How to Develop a Poker Strategy to Win at Poker

Poker is a game of chance, but it also involves skill and psychology. Generally, the more experience you gain playing the game, the more skill you’ll develop, and eventually this will balance out any luck you might have had early on. The key to improving your skills is studying, practicing and developing your strategies. It’s also important to find a table where the players are of a similar level to you, as this will help you improve faster and avoid losing large amounts of money to strong players.

A good poker strategy involves understanding the rules, learning to read other players, and being able to spot “tells” that can give away a player’s strength or weakness. A tell isn’t necessarily a physical gesture such as fiddling with chips or wearing a ring, but more often it is a change in behavior that doesn’t fit the player’s normal style, such as a sudden raise when they usually call, or calling a bet when they normally fold.

Another key aspect of a good poker strategy is knowing when to bet and how much to bet. In general, a player should bet when they have a strong hand and when they’re in a good position to win the pot. A player should also be careful not to bet too often, as this can scare off other players and cause them to fold before they have a good hand.

Finally, a good poker strategy should involve finding ways to improve your physical game. This includes working on your stamina so you can play long poker sessions without becoming fatigued. It’s also a good idea to find ways to increase your concentration and focus at the table.
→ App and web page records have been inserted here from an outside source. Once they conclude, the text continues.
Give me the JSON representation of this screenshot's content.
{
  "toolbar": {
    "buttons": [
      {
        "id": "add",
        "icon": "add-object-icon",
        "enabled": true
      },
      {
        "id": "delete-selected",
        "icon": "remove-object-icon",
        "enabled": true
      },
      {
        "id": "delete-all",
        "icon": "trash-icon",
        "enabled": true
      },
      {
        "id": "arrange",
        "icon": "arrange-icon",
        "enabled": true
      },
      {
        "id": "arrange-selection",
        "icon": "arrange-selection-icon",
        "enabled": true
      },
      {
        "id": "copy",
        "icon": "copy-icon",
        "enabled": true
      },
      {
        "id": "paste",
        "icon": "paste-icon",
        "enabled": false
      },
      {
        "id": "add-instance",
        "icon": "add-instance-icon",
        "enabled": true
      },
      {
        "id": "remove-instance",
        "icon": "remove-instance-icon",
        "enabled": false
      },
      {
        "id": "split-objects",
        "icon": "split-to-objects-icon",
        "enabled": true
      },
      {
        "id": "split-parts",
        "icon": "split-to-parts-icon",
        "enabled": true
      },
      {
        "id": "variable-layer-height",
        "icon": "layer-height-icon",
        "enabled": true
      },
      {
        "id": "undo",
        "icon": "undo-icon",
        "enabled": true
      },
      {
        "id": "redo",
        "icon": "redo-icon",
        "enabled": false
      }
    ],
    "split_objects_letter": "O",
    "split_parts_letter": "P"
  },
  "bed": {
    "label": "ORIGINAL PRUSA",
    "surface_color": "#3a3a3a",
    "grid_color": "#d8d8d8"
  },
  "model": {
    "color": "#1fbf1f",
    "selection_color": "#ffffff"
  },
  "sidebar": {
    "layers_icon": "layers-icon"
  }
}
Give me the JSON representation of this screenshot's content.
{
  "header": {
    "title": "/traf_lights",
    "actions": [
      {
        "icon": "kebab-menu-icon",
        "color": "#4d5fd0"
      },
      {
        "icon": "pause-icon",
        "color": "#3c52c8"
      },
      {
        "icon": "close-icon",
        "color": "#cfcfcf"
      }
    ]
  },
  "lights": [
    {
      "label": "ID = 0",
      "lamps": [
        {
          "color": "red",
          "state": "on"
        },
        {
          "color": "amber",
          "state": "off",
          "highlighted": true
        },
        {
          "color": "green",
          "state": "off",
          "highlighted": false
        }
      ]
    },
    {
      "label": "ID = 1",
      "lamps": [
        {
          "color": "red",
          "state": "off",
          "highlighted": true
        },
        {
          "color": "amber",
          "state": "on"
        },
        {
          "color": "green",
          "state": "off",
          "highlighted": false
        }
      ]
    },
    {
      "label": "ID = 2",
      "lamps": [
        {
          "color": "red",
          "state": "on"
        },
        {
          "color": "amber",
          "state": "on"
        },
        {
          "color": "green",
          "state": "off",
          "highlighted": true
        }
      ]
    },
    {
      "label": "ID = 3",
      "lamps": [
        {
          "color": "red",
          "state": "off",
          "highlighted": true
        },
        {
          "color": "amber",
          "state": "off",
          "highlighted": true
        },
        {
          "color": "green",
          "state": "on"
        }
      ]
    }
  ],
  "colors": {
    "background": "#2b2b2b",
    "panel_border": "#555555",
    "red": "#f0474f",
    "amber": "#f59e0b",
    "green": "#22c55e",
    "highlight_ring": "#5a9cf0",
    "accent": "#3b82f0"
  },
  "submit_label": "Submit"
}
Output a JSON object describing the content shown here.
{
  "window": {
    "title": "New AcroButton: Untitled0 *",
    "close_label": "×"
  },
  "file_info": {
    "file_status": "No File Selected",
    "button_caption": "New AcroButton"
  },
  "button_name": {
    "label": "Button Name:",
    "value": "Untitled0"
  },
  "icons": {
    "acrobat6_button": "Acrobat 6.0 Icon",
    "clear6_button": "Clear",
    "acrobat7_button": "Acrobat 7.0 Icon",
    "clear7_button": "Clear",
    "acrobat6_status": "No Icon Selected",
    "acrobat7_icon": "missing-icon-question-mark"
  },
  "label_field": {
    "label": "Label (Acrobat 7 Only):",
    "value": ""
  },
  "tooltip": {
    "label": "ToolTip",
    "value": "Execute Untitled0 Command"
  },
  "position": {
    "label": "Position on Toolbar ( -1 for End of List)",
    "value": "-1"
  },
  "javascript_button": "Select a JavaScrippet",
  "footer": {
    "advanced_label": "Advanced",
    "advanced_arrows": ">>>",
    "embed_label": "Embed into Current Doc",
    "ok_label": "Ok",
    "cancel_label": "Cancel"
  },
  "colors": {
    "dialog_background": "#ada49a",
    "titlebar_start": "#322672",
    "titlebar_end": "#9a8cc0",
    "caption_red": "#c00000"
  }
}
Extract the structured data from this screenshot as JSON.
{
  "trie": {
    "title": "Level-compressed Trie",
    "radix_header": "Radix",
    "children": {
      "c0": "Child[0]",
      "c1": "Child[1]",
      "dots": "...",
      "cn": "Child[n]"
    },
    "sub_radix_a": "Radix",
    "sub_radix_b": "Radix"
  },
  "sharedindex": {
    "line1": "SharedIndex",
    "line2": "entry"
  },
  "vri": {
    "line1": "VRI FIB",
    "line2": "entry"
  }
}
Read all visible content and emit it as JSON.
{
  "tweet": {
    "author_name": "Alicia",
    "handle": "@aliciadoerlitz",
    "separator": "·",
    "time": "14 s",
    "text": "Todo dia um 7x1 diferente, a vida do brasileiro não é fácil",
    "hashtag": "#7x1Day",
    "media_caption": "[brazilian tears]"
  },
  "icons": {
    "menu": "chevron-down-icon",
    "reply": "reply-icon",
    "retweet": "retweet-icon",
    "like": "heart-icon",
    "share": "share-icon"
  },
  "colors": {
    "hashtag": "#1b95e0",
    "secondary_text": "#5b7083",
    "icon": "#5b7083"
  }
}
There are many different strategies that players can use to win at poker, but it’s important to find one that works best for you and stick with it. It’s also important to be honest with yourself about your strengths and weaknesses, as this will help you develop a more effective poker strategy. Taking time to review your previous hands is a great way to do this, as is taking the time to discuss your play with other players for an objective look at your playing style. Good poker players also tweak their strategy regularly to keep it fresh and effective.